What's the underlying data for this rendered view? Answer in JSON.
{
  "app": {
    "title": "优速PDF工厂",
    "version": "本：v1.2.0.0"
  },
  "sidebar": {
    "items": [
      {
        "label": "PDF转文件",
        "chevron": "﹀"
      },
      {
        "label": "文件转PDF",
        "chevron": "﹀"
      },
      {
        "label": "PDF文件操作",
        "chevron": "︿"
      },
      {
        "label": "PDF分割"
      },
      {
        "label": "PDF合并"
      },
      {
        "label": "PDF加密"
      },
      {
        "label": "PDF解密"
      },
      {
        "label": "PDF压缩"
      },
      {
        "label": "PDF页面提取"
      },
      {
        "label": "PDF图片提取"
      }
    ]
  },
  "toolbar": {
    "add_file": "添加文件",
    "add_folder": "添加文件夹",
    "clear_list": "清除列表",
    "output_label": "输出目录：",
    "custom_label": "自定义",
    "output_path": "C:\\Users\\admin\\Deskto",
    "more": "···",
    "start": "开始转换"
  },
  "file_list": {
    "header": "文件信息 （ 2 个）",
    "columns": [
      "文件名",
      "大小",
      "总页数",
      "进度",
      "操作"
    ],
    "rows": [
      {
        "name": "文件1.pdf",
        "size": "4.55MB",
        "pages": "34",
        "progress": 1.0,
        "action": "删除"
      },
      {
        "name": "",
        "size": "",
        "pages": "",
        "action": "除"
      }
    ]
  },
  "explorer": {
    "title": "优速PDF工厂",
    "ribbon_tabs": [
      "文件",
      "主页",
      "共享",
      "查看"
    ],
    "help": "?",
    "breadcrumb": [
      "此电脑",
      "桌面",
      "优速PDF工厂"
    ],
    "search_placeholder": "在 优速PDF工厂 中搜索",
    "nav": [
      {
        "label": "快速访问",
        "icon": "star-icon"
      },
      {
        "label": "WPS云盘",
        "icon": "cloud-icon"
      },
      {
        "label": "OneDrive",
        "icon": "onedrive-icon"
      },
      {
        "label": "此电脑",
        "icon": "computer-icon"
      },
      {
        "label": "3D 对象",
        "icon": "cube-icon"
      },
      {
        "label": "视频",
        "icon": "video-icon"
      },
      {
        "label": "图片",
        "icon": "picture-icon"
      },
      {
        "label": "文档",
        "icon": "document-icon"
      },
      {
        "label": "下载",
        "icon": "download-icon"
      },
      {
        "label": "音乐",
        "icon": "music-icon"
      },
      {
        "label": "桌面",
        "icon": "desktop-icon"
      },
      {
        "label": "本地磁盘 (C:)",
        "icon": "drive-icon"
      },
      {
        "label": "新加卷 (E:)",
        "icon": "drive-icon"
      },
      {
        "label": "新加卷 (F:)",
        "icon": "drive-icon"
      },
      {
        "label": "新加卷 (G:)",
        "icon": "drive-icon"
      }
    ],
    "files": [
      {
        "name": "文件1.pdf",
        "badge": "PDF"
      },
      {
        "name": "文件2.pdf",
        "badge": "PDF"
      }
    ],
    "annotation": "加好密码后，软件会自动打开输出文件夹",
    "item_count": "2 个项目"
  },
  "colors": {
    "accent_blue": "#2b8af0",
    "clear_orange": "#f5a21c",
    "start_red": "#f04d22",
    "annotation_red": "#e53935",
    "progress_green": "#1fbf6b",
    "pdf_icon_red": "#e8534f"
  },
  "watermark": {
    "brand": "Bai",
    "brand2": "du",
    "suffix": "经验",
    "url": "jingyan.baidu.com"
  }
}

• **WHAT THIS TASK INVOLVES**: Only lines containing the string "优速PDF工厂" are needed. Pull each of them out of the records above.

• **SOLUTION BELOW**:
    "title": "优速PDF工厂",
    "title": "优速PDF工厂",
      "优速PDF工厂"
    "search_placeholder": "在 优速PDF工厂 中搜索",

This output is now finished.